Employee Well being is at Risk
While remote working has excellent benefits, including reduced commute times and more flexible working days, there are also risks to employee well being. If you’re facing another week of work from your bedroom, spending another workday mostly alone can be challenging. The increased productivity gained from fewer distractions and more time to focus on tasks comes with a risk of work being less meaningful. There is less opportunity to balance completing your work with helping others, getting involved in new initiatives and spending time with people face-to-face.
No amount of Zoom calls or MS team group chats can replace the spontaneous, friendly laugh of the person sitting behind you. And you can’t glance over at someone else’s desk to check in on how they are doing.
Microsoft’s latest Work Trends Index, which surveyed 600 Irish people working from home, found that 44 per cent of those surveyed said it is hard to build trust with colleagues in a remote environment. So it’s not surprising that people hesitate to let their colleagues and supervisors know if they feel lonely or isolated at work.
This is a genuine concern because loneliness at work impacts employee engagement, retention and productivity. And most worryingly of all, it takes its toll on your mental health.
Whether you are working hybrid, remote or in the office, we now need to focus on building trusting relationships between employees and reducing those feelings of loneliness.
How to feel less lonely at work
You can rediscover meaning and connection in the workday by considering the people you can help and support. Share your skills and expertise with others so people know how you can help them. At the end of every workday, write down the name of one person you helped and how. This simple practice reinforces your sense of purpose at work and creates new friendships.
Find your work bestie.
Studies by Gallup have shown time and time again that having a best friend at work results in better performance and engagement. But many people who moved jobs during the pandemic haven’t had the opportunity to find their work bestie. If you manage a team, you could help address this by having a buddy system for recent hires and organising more social events – whether online or in person. At an individual level, exploring any clubs or groups within your company could be a great way to meet new people.
Meet in person
If your company is operating in a hybrid or flexible working model, spending time with the people you work with is a great antidote to feelings of loneliness. When possible, schedule your in-person days to match your team. You could meet with colleagues that live close by on the days you work from home. As a team, you could plan more social events outside of work.
Add 10 minutes to your team meeting.
There is no denying that the volume of meetings spiralled over the past few years, and many people are now looking at shorter and less frequent meetings to reclaim the time needed to get the job done during the workday. However, the team meeting is different because it serves a social purpose as well as a forum for work updates and discussion. The team meeting may be their only interaction with colleagues during the workday for some people. Make time to talk about what’s happening in people’s lives outside of work and to check in with each other.
Say hello to someone you haven’t seen in a while

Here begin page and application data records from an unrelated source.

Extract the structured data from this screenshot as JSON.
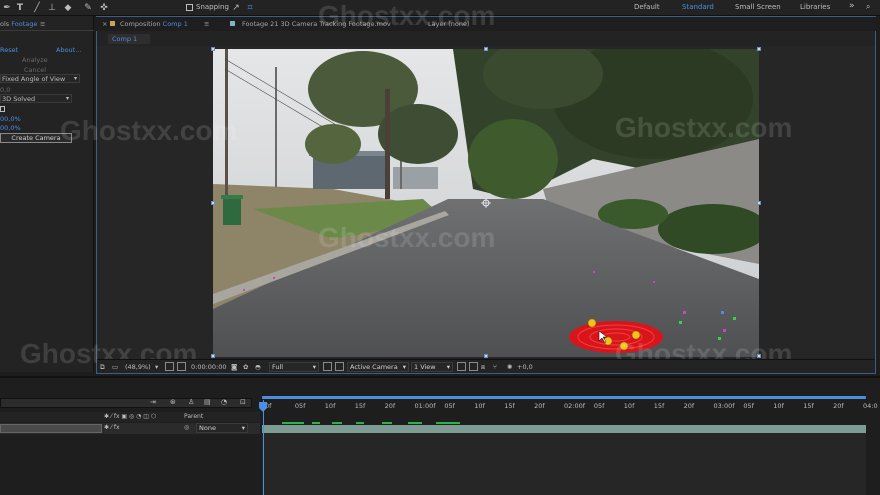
{
  "toolbar": {
    "snapping_label": "Snapping",
    "workspaces": [
      "Default",
      "Standard",
      "Small Screen",
      "Libraries"
    ],
    "active_workspace": "Standard",
    "overflow_label": "»"
  },
  "effect_panel": {
    "title_prefix": "ols",
    "title_layer": "Footage",
    "reset_label": "Reset",
    "about_label": "About...",
    "analyze_label": "Analyze",
    "cancel_label": "Cancel",
    "shot_type_value": "Fixed Angle of View",
    "value_0": "0,0",
    "solve_value": "3D Solved",
    "percent_1": "00,0%",
    "percent_2": "00,0%",
    "create_camera_label": "Create Camera"
  },
  "comp_panel": {
    "tab_comp_prefix": "Composition",
    "tab_comp_name": "Comp 1",
    "tab_footage": "Footage 21 3D Camera Tracking Footage.mov",
    "tab_layer": "Layer (none)",
    "crumb": "Comp 1"
  },
  "comp_footer": {
    "zoom": "(48,9%)",
    "timecode": "0:00:00:00",
    "resolution": "Full",
    "camera": "Active Camera",
    "views": "1 View",
    "exposure": "+0,0"
  },
  "timeline": {
    "parent_header": "Parent",
    "parent_value": "None",
    "ticks": [
      "0f",
      "05f",
      "10f",
      "15f",
      "20f",
      "01:00f",
      "05f",
      "10f",
      "15f",
      "20f",
      "02:00f",
      "05f",
      "10f",
      "15f",
      "20f",
      "03:00f",
      "05f",
      "10f",
      "15f",
      "20f",
      "04:0"
    ]
  },
  "watermark": "Ghostxx.com",
  "colors": {
    "accent": "#4a8fe0",
    "target": "#d9141b",
    "track_point": "#f2c218"
  }
}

Everyone can feel lonely sometimes, from the student on work placement to the CEO. While technology ensures we stay in contact with the people we work with most often, there are people in other teams and departments you may not have spoken to in a long time.

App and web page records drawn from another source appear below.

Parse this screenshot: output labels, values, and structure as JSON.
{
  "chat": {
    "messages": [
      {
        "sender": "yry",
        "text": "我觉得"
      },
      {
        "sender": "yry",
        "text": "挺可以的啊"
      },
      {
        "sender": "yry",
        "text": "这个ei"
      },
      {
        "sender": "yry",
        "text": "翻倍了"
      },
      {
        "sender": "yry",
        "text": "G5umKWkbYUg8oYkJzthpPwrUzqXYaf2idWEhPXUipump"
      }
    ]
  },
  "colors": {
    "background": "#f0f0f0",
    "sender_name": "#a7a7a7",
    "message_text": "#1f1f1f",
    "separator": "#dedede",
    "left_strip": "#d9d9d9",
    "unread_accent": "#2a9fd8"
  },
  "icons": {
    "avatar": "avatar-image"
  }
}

Make a list of as many people you can think of that you would usually chat to in the office and say hello to one of them every day. It could be a chat message, an email or a call; it doesn’t matter as long as you are making the connection.
These are just some ways you can help reduce loneliness at work, whether for yourself or someone you work with. Take the time today to ask someone how they are feeling. You never know – it might be the start of a conversation to change that person’s workday for the better.